Interface dataset entries

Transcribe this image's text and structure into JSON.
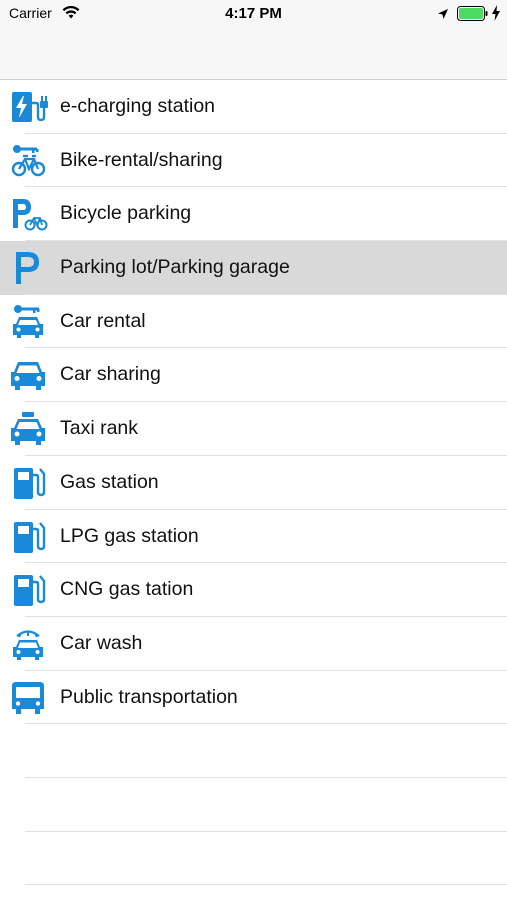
{
  "status_bar": {
    "carrier": "Carrier",
    "time": "4:17 PM",
    "icons": [
      "wifi-icon",
      "location-arrow-icon",
      "battery-icon",
      "charging-bolt-icon"
    ],
    "battery_color": "#4cd964"
  },
  "accent_color": "#1a8ad8",
  "items": [
    {
      "label": "e-charging station",
      "icon": "e-charging-station-icon",
      "selected": false
    },
    {
      "label": "Bike-rental/sharing",
      "icon": "bike-rental-icon",
      "selected": false
    },
    {
      "label": "Bicycle parking",
      "icon": "bicycle-parking-icon",
      "selected": false
    },
    {
      "label": "Parking lot/Parking garage",
      "icon": "parking-icon",
      "selected": true
    },
    {
      "label": "Car rental",
      "icon": "car-rental-icon",
      "selected": false
    },
    {
      "label": "Car sharing",
      "icon": "car-sharing-icon",
      "selected": false
    },
    {
      "label": "Taxi rank",
      "icon": "taxi-icon",
      "selected": false
    },
    {
      "label": "Gas station",
      "icon": "gas-station-icon",
      "selected": false
    },
    {
      "label": "LPG gas station",
      "icon": "lpg-gas-station-icon",
      "selected": false
    },
    {
      "label": "CNG gas tation",
      "icon": "cng-gas-station-icon",
      "selected": false
    },
    {
      "label": "Car wash",
      "icon": "car-wash-icon",
      "selected": false
    },
    {
      "label": "Public transportation",
      "icon": "bus-icon",
      "selected": false
    }
  ]
}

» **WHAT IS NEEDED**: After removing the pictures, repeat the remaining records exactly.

» **OUTPUT**:
Transcribe this image's text and structure into JSON.
{
  "status_bar": {
    "carrier": "Carrier",
    "time": "4:17 PM",
    "icons": [
      "wifi-icon",
      "location-arrow-icon",
      "battery-icon",
      "charging-bolt-icon"
    ],
    "battery_color": "#4cd964"
  },
  "accent_color": "#1a8ad8",
  "items": [
    {
      "label": "e-charging station",
      "icon": "e-charging-station-icon",
      "selected": false
    },
    {
      "label": "Bike-rental/sharing",
      "icon": "bike-rental-icon",
      "selected": false
    },
    {
      "label": "Bicycle parking",
      "icon": "bicycle-parking-icon",
      "selected": false
    },
    {
      "label": "Parking lot/Parking garage",
      "icon": "parking-icon",
      "selected": true
    },
    {
      "label": "Car rental",
      "icon": "car-rental-icon",
      "selected": false
    },
    {
      "label": "Car sharing",
      "icon": "car-sharing-icon",
      "selected": false
    },
    {
      "label": "Taxi rank",
      "icon": "taxi-icon",
      "selected": false
    },
    {
      "label": "Gas station",
      "icon": "gas-station-icon",
      "selected": false
    },
    {
      "label": "LPG gas station",
      "icon": "lpg-gas-station-icon",
      "selected": false
    },
    {
      "label": "CNG gas tation",
      "icon": "cng-gas-station-icon",
      "selected": false
    },
    {
      "label": "Car wash",
      "icon": "car-wash-icon",
      "selected": false
    },
    {
      "label": "Public transportation",
      "icon": "bus-icon",
      "selected": false
    }
  ]
}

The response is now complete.